But humans aren’t the only creatures who can benefit from aquatic prosthetics. Winter, a bottlenose dolphin, was injured in a crab trap off the coast of Florida and lost her tail. Rescued by the Clearwater Marine Aquarium, her stump kept her from swimming well. And even though she learned how to swim without her tail -- a first for a dolphin in captivity -- aquarium staff worried that she would hurt her spine.
Enter modern science and Kevin Carroll.
Carroll has designed prosthetics for animals before but this was his first dolphin. And unlike human prosthetics, which are fitted in line with one bone, Winter’s tail was to be attached to her spine and made to move in multiple directions. The months of hard work paid off; when she was fitted with her 30 inch silicone tail, “she was a dolphin transformed.”
One last bit of bionic animal news, though this time, not ocean related. Paralysis in her hind legs doesn’t slow Avara down.

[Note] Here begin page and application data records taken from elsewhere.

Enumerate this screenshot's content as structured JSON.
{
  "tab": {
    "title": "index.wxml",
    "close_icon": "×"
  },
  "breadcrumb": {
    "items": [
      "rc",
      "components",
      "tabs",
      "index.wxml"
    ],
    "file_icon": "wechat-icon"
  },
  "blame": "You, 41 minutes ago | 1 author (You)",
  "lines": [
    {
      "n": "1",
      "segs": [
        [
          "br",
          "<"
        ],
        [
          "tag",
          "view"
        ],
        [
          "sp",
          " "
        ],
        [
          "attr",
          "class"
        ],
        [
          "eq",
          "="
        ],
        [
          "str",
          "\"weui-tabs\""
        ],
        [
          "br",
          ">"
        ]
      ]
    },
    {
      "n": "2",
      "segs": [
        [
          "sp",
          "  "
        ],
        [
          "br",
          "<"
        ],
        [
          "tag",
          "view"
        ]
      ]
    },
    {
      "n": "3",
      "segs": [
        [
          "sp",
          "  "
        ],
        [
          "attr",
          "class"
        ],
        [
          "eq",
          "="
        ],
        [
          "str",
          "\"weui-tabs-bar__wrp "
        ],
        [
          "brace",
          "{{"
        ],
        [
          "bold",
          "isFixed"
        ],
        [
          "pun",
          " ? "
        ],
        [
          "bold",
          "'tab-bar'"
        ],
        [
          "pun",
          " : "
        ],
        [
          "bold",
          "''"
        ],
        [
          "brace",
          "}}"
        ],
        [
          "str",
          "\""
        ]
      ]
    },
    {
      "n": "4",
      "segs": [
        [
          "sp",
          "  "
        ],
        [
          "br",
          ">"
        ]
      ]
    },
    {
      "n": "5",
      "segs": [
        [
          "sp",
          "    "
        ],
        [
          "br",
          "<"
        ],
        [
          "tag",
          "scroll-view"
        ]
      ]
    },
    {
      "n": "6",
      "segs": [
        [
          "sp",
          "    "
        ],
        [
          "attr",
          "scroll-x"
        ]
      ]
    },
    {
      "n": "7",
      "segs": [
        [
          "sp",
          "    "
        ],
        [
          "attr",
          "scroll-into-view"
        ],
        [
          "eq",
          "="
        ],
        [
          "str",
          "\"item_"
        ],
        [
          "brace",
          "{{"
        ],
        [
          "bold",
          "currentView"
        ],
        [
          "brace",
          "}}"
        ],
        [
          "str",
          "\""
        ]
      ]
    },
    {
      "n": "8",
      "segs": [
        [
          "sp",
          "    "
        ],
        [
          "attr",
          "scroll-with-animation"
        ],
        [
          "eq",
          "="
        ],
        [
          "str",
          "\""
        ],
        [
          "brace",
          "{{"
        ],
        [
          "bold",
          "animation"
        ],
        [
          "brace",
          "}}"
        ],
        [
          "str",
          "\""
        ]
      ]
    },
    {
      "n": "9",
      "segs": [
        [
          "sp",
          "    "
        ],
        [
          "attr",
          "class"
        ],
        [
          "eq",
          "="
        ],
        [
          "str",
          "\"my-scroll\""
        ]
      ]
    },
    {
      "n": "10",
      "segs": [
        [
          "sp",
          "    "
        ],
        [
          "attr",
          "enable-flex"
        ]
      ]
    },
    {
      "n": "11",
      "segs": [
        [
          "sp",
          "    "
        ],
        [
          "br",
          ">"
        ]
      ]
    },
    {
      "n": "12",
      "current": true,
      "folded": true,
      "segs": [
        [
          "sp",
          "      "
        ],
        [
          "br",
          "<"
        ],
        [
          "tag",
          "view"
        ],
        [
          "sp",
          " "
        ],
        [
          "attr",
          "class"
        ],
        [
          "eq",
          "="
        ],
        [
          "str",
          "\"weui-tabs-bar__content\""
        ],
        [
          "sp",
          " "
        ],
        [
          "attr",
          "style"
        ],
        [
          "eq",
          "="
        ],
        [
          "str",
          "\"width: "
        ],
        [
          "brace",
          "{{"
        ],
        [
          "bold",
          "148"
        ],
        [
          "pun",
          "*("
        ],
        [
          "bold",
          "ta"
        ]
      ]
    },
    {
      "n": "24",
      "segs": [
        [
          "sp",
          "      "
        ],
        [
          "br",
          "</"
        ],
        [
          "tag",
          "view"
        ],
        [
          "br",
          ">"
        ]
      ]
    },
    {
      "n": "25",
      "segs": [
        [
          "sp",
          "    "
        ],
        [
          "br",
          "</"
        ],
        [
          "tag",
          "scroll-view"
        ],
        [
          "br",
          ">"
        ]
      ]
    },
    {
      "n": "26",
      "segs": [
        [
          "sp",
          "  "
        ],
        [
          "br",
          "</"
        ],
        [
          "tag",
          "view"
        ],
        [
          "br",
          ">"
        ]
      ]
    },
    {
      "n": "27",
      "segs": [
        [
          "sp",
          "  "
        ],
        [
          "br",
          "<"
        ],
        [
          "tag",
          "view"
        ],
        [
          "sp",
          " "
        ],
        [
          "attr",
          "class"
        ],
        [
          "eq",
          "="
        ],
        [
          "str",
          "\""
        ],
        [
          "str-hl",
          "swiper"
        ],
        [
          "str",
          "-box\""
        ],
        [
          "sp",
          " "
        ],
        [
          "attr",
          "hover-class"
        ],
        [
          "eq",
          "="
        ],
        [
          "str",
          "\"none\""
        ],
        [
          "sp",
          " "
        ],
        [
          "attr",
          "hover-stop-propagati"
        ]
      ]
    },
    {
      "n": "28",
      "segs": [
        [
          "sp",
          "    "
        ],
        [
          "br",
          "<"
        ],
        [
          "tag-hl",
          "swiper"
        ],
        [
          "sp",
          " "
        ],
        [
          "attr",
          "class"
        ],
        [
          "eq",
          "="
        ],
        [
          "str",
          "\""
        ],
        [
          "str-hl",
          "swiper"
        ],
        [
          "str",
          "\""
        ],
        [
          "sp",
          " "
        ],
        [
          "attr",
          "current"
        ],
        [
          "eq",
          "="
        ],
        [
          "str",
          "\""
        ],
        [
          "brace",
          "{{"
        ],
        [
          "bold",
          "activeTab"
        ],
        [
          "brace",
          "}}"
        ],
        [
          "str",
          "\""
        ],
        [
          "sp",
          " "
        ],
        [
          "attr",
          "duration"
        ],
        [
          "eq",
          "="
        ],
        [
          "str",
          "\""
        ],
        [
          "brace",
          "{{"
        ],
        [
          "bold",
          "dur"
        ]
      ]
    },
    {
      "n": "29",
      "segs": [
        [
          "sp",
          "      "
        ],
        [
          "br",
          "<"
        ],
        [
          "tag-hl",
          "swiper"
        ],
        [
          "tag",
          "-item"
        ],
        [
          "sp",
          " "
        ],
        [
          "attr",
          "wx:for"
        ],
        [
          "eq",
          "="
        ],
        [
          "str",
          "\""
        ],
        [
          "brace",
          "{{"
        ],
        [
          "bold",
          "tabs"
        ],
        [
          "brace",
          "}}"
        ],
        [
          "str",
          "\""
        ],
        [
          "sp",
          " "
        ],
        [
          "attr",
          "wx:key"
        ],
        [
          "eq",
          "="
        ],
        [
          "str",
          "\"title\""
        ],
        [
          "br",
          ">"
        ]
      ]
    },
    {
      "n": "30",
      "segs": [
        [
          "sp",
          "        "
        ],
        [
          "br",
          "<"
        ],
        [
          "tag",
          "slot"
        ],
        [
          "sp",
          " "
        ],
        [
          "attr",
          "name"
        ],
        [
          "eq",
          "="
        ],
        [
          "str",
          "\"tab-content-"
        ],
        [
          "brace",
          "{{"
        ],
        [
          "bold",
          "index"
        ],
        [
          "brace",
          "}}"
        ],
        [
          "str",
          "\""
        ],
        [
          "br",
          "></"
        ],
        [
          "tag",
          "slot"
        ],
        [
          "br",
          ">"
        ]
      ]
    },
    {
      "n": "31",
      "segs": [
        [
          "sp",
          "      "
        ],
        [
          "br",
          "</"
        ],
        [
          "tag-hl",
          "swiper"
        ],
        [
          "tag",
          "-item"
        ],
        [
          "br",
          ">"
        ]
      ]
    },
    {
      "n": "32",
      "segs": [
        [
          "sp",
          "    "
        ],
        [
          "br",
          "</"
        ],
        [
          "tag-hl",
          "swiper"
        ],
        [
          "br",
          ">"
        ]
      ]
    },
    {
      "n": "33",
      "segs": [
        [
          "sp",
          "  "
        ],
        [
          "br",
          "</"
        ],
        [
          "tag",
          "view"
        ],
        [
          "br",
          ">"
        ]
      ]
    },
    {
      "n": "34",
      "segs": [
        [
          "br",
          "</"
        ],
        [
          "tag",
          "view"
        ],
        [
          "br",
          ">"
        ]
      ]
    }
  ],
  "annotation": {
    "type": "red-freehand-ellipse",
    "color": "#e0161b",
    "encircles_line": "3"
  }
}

The 10-year-old spurred tortoise at the Jerusalem Biblical Zoo got her own custom skateboard. Apparently men care as much as women what the opposite sex drives - she’s resumed mating.
- Photos: Three Days Swimming around the Hawaiian Na Pali Coast Posted Fri, October 24, 2014
- CEO Note: Introducing Lars “Lasse” Gustavsson, Oceana in Europe’s New Senior Vice President and Executive Director Posted Tue, October 21, 2014
- Ocean Roundup: Great Barrier Reef Health “Never Been Worse,” Coral Could Be New Substitute for Bone Grafts, and More Posted Thu, October 23, 2014
- Sam Talbot's Fish Tacos with Tomato Salsa and Citrus Crema Posted Fri, October 24, 2014
- Bird Casualties from BP’s Gulf Spill Much Higher than Original Estimates Posted Tue, October 21, 2014